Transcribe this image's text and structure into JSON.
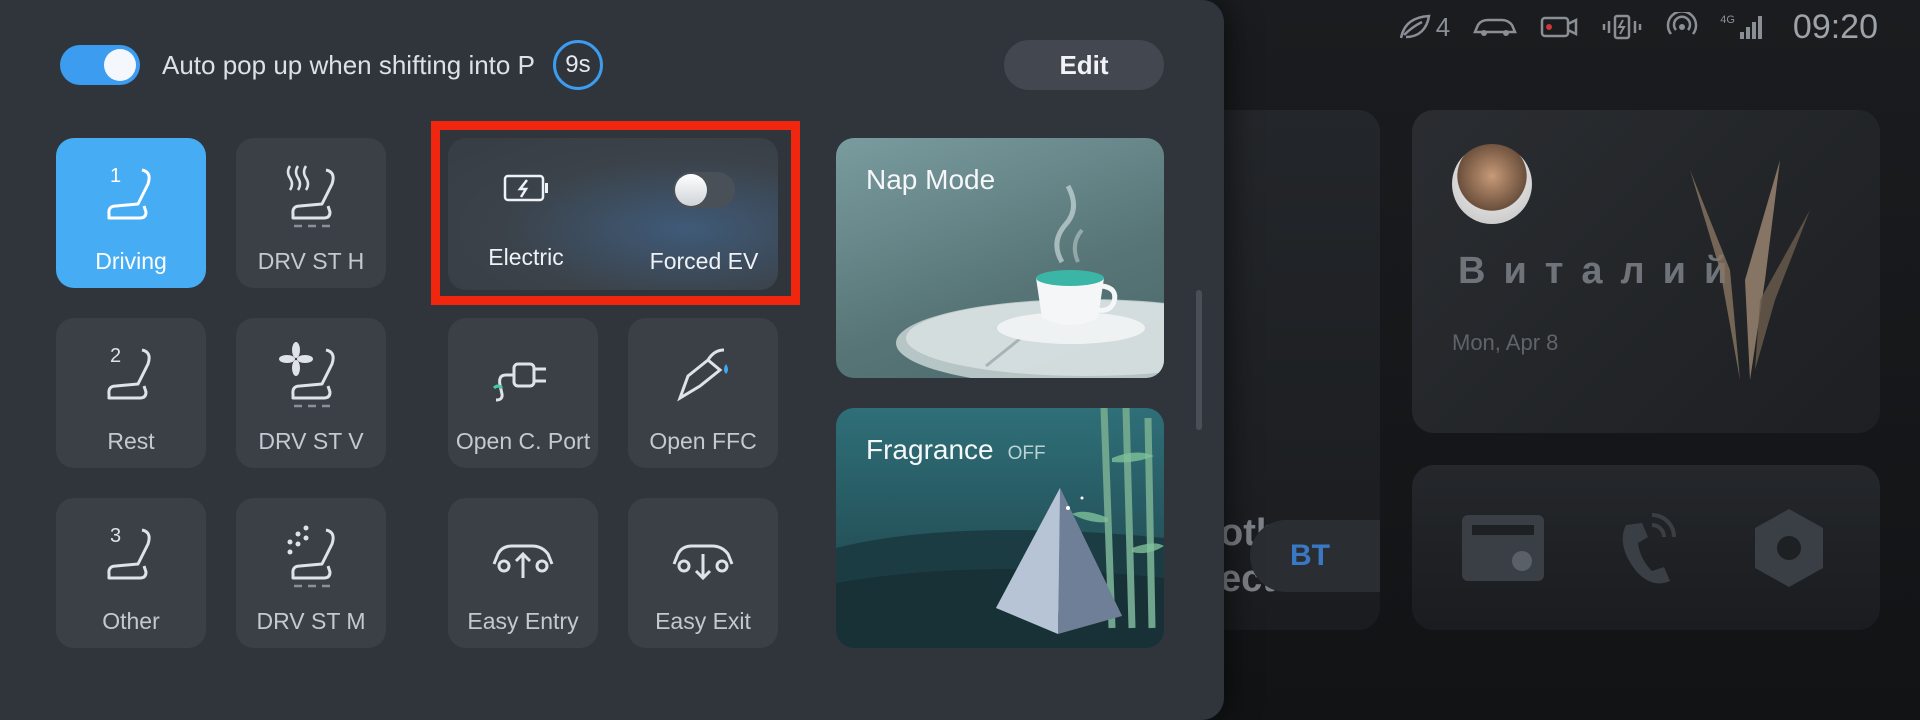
{
  "status_bar": {
    "eco_count": "4",
    "network_label": "4G",
    "time": "09:20"
  },
  "background": {
    "bluetooth_text_line1": "oth",
    "bluetooth_text_line2": "ected",
    "bluetooth_button": "BT",
    "user_name": "Виталий",
    "user_date": "Mon, Apr 8"
  },
  "panel": {
    "auto_popup_label": "Auto pop up when shifting into P",
    "timer": "9s",
    "edit_label": "Edit",
    "seat_tiles": [
      {
        "label": "Driving",
        "number": "1",
        "icon": "seat-icon",
        "active": true
      },
      {
        "label": "DRV ST H",
        "icon": "seat-heat-icon",
        "active": false
      },
      {
        "label": "Rest",
        "number": "2",
        "icon": "seat-icon",
        "active": false
      },
      {
        "label": "DRV ST V",
        "icon": "seat-vent-icon",
        "active": false
      },
      {
        "label": "Other",
        "number": "3",
        "icon": "seat-icon",
        "active": false
      },
      {
        "label": "DRV ST M",
        "icon": "seat-massage-icon",
        "active": false
      }
    ],
    "ev": {
      "electric_label": "Electric",
      "forced_ev_label": "Forced EV",
      "forced_ev_on": false
    },
    "action_tiles": [
      {
        "label": "Open C. Port",
        "icon": "charge-plug-icon"
      },
      {
        "label": "Open FFC",
        "icon": "fuel-cap-icon"
      },
      {
        "label": "Easy Entry",
        "icon": "car-raise-icon"
      },
      {
        "label": "Easy Exit",
        "icon": "car-lower-icon"
      }
    ],
    "nap_mode_label": "Nap Mode",
    "fragrance_label": "Fragrance",
    "fragrance_state": "OFF"
  },
  "colors": {
    "accent": "#46adf5",
    "panel_bg": "#30353c",
    "tile_bg": "#3b4047",
    "highlight": "#f0260f"
  }
}
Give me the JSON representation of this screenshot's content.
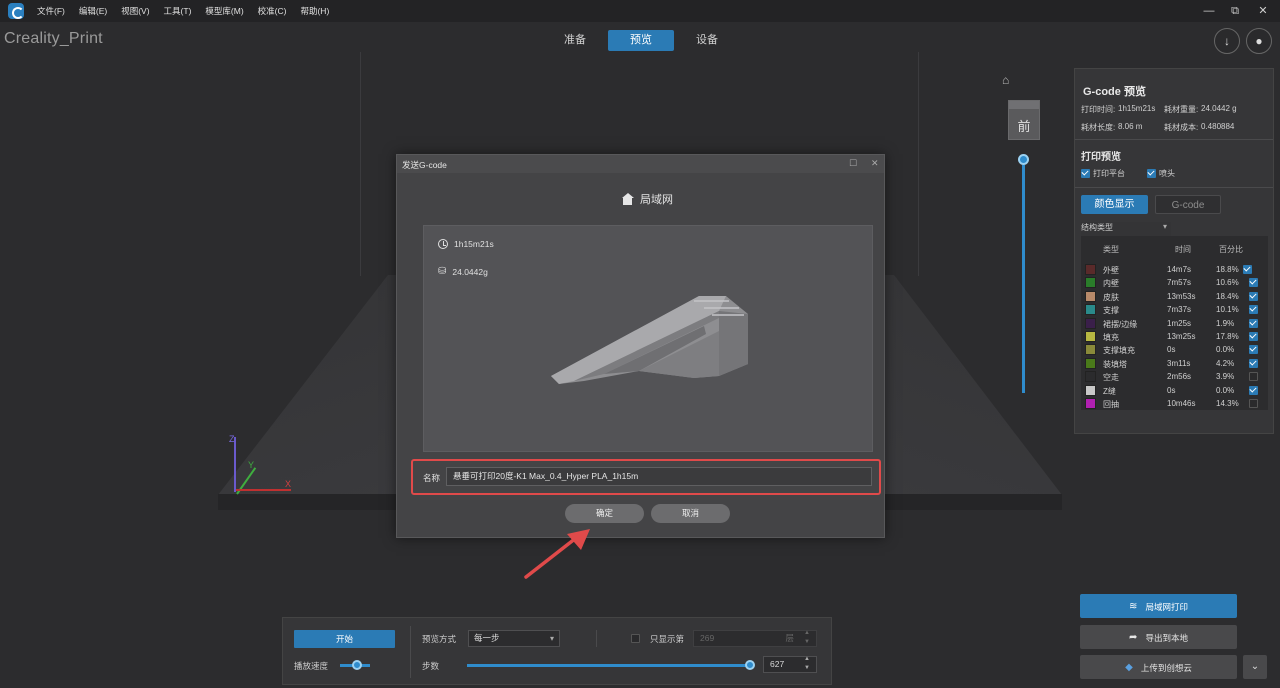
{
  "menu": [
    "文件(F)",
    "编辑(E)",
    "视图(V)",
    "工具(T)",
    "模型库(M)",
    "校准(C)",
    "帮助(H)"
  ],
  "window_controls": {
    "minimize": "—",
    "maximize": "⧉",
    "close": "✕"
  },
  "brand": "Creality_Print",
  "tabs": [
    {
      "label": "准备",
      "active": false
    },
    {
      "label": "预览",
      "active": true
    },
    {
      "label": "设备",
      "active": false
    }
  ],
  "view_cube_label": "前",
  "axes": {
    "z": "Z",
    "y": "Y",
    "x": "X"
  },
  "gcode_panel": {
    "title": "G-code 预览",
    "print_time_label": "打印时间:",
    "print_time": "1h15m21s",
    "weight_label": "耗材重量:",
    "weight": "24.0442 g",
    "length_label": "耗材长度:",
    "length": "8.06 m",
    "cost_label": "耗材成本:",
    "cost": "0.480884",
    "preview_section": "打印预览",
    "show_plate": "打印平台",
    "show_nozzle": "喷头",
    "color_display": "颜色显示",
    "gcode_tab": "G-code",
    "structure_dropdown": "结构类型",
    "columns": [
      "类型",
      "时间",
      "百分比"
    ],
    "rows": [
      {
        "color": "#5a2a2a",
        "name": "外壁",
        "time": "14m7s",
        "percent": "18.8%",
        "checked": true
      },
      {
        "color": "#2a7d2a",
        "name": "内壁",
        "time": "7m57s",
        "percent": "10.6%",
        "checked": true
      },
      {
        "color": "#b88a6a",
        "name": "皮肤",
        "time": "13m53s",
        "percent": "18.4%",
        "checked": true
      },
      {
        "color": "#2a8a8a",
        "name": "支撑",
        "time": "7m37s",
        "percent": "10.1%",
        "checked": true
      },
      {
        "color": "#3a1f4a",
        "name": "裙摆/边缘",
        "time": "1m25s",
        "percent": "1.9%",
        "checked": true
      },
      {
        "color": "#b8b842",
        "name": "填充",
        "time": "13m25s",
        "percent": "17.8%",
        "checked": true
      },
      {
        "color": "#8a8a3a",
        "name": "支撑填充",
        "time": "0s",
        "percent": "0.0%",
        "checked": true
      },
      {
        "color": "#4a7a1a",
        "name": "装填塔",
        "time": "3m11s",
        "percent": "4.2%",
        "checked": true
      },
      {
        "color": "#2b2b2d",
        "name": "空走",
        "time": "2m56s",
        "percent": "3.9%",
        "checked": false
      },
      {
        "color": "#c8c8c8",
        "name": "Z缝",
        "time": "0s",
        "percent": "0.0%",
        "checked": true
      },
      {
        "color": "#b020b0",
        "name": "回抽",
        "time": "10m46s",
        "percent": "14.3%",
        "checked": false
      }
    ]
  },
  "dialog": {
    "title": "发送G-code",
    "maximize": "☐",
    "close": "✕",
    "target": "局域网",
    "time": "1h15m21s",
    "weight": "24.0442g",
    "name_label": "名称",
    "name_value": "悬垂可打印20度-K1 Max_0.4_Hyper PLA_1h15m",
    "confirm": "确定",
    "cancel": "取消"
  },
  "bottom_bar": {
    "start": "开始",
    "speed_label": "播放速度",
    "speed_level": 0.55,
    "mode_label": "预览方式",
    "mode_value": "每一步",
    "only_show_label": "只显示第",
    "layer_value": "269",
    "layer_unit": "层",
    "steps_label": "步数",
    "steps_value": "627",
    "steps_level": 1.0
  },
  "right_buttons": {
    "lan_print": "局域网打印",
    "export_local": "导出到本地",
    "upload_cloud": "上传到创想云",
    "more": "⌄"
  },
  "colors": {
    "accent": "#2b7bb5",
    "highlight": "#e04a4a"
  }
}
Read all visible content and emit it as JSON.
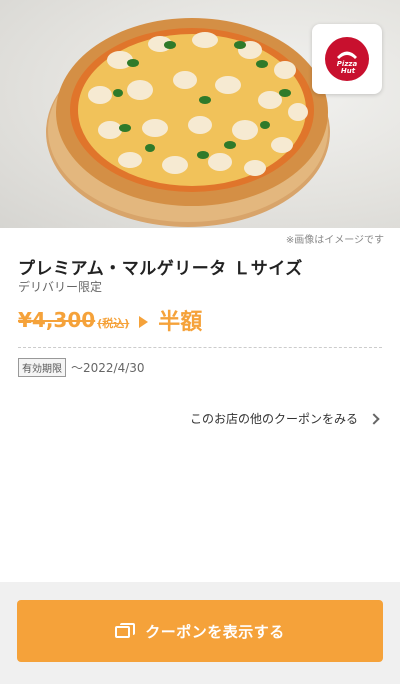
{
  "hero": {
    "image_alt": "Margherita pizza",
    "brand_logo_text": "Pizza Hut"
  },
  "note": "※画像はイメージです",
  "product": {
    "title": "プレミアム・マルゲリータ Ｌサイズ",
    "subtitle": "デリバリー限定",
    "old_price": "¥4,300",
    "tax_note": "(税込)",
    "discount": "半額"
  },
  "expiry": {
    "label": "有効期限",
    "date": "〜2022/4/30"
  },
  "other_coupons_link": "このお店の他のクーポンをみる",
  "cta": {
    "label": "クーポンを表示する"
  },
  "colors": {
    "accent": "#f5a23a",
    "brand_red": "#c8102e"
  }
}
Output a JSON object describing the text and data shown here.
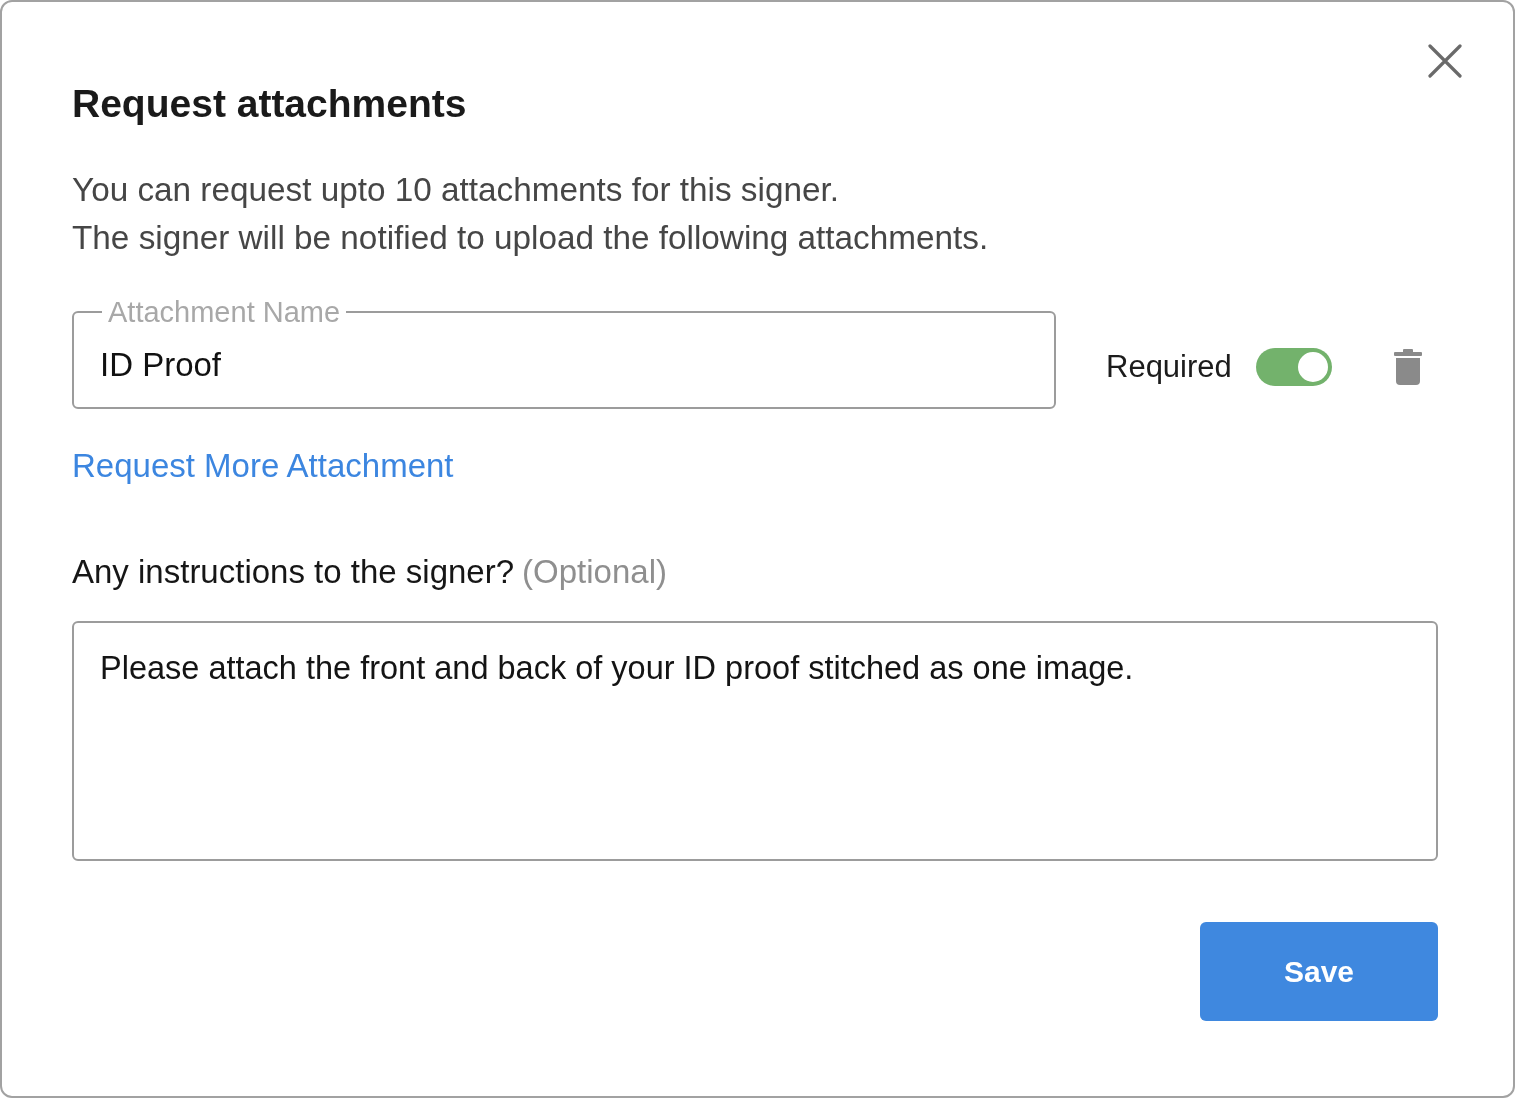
{
  "dialog": {
    "title": "Request attachments",
    "description": [
      "You can request upto 10 attachments for this signer.",
      "The signer will be notified to upload the following attachments."
    ],
    "attachments": [
      {
        "label": "Attachment Name",
        "value": "ID Proof",
        "required_label": "Required",
        "required": true
      }
    ],
    "add_link": "Request More Attachment",
    "instructions": {
      "label": "Any instructions to the signer?",
      "hint": "(Optional)",
      "value": "Please attach the front and back of your ID proof stitched as one image."
    },
    "buttons": [
      {
        "label": "Save",
        "kind": "primary"
      }
    ]
  }
}
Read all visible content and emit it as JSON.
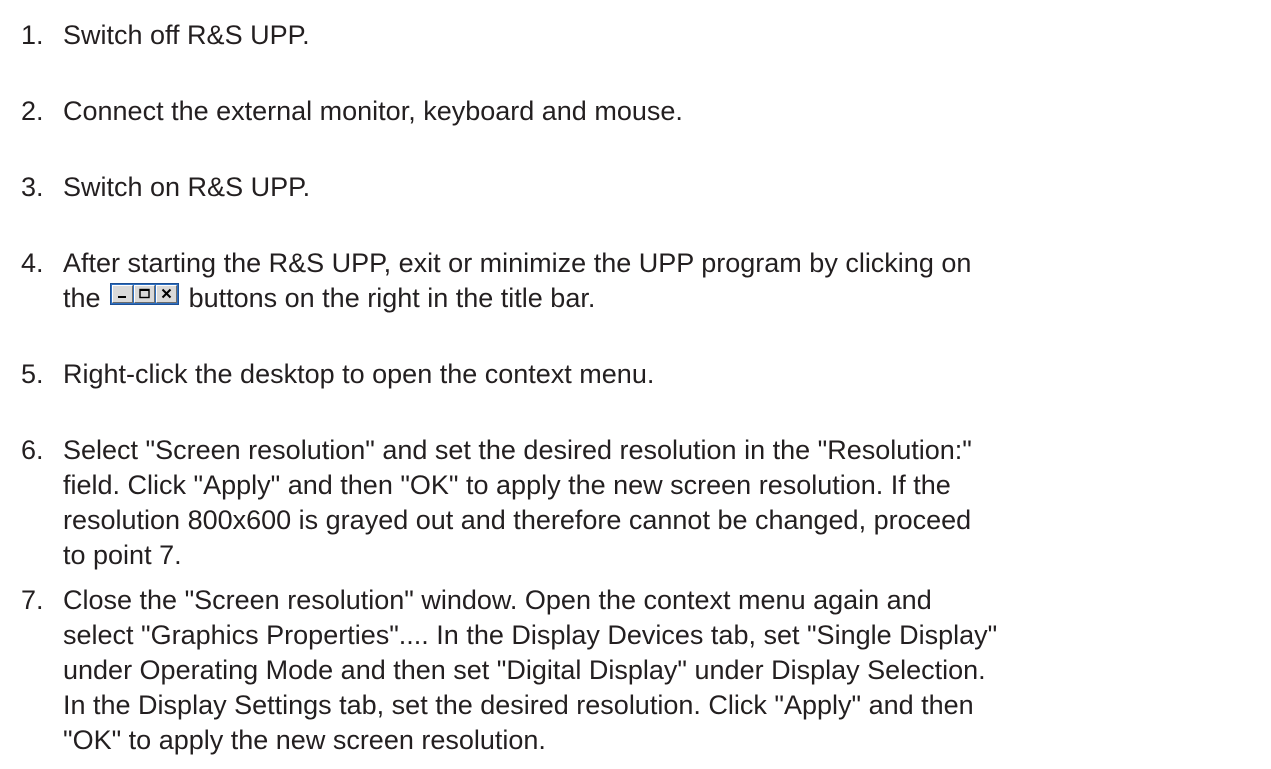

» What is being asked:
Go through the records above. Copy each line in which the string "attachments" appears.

» Exercise solution:
    "title": "Request attachments",
      "You can request upto 10 attachments for this signer.",
      "The signer will be notified to upload the following attachments."
    "attachments": [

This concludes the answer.